The standard practice while working with web components entails having three distinct files, each dedicated to a different type: JavaScript, HTML, and CSS. Although the file names are identical, their extensions differ to indicate the type. The naming convention dictates that the file names should match the custom element name, and all these files should be housed in a folder bearing the same name as the custom element.

my-component (folder)

It’s possible to have a component devoid of HTML, but in such cases, you need to return null for the html property. Refer to the details at the bottom for more information.

The BindableElement also employs the utility function disposeProperties during disconnection. This action constitutes an aggressive cleanup, where properties are meticulously inspected and nullified recursively on the component. This thorough cleanup is designed to address any overlooked cleanup by the developer. Although this cleanup is executed on your behalf, it’s still advisable to manually tidy up your elements prior to this aggressive cleanup, ensuring any special cases are adequately handled.

bidread onlynumberThe context id for this element
htmlread onlystringWhat is the file location where the markup should be loaded from.
hasStyleread onlyboolDoes this element have it’s own stylesheet.
Stylesheets are loaded as part of the HTML using a link tag.
allowNotificationsread writeboolTrue if event dispatching is allowed.
False if dispatching is suppressed
shadowDomread onlyboolTrue if the component must be created as a shadowdom component with a shadow root.
mobiread onlystringIn scenarios where a specialized UI is desired for mobile devices, specify the HTML path here, similar to how it might be done with standard HTML. If the application identifies a mobile device, it will load this specified HTML instead of the main HTML.
Bindable Element Properties

Several methods are noteworthy as they are frequently utilized in bindable elements.

getPropertypropertyRetrieve the value of a property from the current binding context.
Assign the given value to the property on the current context.
Similar to setProperty, but in this scenario, a callback is passed. The callback must be asynchronous. Upon activation, the callback provides the current value of that property as a parameter. You can then return the desired value, and the property on the context will be updated accordingly.
notifyevent name
This method encapsulates the dispatchEvent method, streamlining the event dispatch process and ensuring the correct options are utilized during the dispatch.
Bindable Element Methods

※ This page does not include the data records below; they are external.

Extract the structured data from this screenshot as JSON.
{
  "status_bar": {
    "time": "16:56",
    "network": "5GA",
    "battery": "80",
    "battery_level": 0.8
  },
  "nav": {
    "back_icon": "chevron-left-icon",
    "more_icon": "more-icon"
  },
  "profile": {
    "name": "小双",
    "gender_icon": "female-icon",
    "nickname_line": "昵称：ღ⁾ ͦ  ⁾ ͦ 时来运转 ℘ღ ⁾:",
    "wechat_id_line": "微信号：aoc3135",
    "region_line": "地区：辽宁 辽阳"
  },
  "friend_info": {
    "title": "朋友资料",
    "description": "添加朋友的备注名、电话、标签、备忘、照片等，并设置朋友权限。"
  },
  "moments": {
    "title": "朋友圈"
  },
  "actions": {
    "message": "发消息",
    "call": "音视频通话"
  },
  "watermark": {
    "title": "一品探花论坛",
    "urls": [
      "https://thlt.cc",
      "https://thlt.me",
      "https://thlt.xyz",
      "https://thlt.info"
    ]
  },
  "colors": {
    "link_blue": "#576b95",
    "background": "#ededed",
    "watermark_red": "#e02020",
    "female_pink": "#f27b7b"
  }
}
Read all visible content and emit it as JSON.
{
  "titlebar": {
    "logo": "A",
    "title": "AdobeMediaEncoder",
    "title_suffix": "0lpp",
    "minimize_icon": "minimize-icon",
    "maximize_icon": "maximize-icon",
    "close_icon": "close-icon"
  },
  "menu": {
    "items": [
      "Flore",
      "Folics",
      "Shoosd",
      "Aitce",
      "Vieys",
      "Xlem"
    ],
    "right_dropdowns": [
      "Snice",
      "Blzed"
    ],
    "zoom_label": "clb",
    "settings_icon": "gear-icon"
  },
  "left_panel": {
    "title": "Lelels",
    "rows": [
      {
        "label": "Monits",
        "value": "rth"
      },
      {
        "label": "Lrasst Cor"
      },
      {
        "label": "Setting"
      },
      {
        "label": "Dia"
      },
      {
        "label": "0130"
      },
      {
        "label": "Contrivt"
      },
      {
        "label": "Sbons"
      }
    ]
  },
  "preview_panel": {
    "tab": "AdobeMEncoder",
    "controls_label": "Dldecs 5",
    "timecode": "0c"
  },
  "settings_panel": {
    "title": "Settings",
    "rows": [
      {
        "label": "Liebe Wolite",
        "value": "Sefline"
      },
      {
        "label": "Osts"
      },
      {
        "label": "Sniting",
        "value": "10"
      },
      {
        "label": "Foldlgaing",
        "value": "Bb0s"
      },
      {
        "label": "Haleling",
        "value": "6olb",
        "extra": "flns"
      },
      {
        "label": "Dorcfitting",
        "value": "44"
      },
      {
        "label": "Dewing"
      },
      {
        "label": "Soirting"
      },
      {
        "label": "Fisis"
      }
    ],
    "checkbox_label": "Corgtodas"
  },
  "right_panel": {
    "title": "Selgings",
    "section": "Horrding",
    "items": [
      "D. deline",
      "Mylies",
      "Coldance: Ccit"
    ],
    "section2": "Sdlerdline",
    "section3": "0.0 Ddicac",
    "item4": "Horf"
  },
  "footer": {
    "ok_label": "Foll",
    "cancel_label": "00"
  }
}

In addition to the above methods, the events mix in is also added.


This introduces two more methods:

  1. registerEvent
  2. unregisterEvent

The registerEvent method tracks the events you’ve added, eliminating the need to call unregisterEvent, as these events will be automatically cleaned up upon the element’s disconnection from the DOM.

On the other hand, unregisterEvent is beneficial for temporary events that are no longer needed and should be removed accordingly.

Behind the scenes, registerEvent and unregisterEvent leverage the standard addEventListener and removeEventListener methods on elements, with the primary aim being tracking and automatic cleanup. As previously mentioned, when employing the binding engine to monitor events, particularly through the use of registerEvent, there’s no need to be concerned about memory leaks from events that were overlooked and not cleaned up.

registerEvent takes four parameters

elementThe HTMLElement on which the event needs to be registered
eventThe event you are monitoring
callbackThe asynchronous function to invoke upon the event’s trigger
eventOptionsAdditional event listener options you wish to include. This is an optional parameter, defaulting to null.
regisgteEvent parameters

unregisterEvent utilizes the first three parameters mentioned above.

this.registerEvent(buttonElement, "click", this.#click);
this.unregisterEvent(buttonElement, "click", this.#click);

There are two distinct timing methods:

  1. preLoad
  2. load

These can be overridden in your instance to accommodate timing-sensitive operations.

The preLoad method is invoked prior to parsing, allowing for the loading of data necessary for one-time bindings within the asynchronous preLoad method.

On the other hand, the load method is triggered as the final step of initialization, post the loading of all components.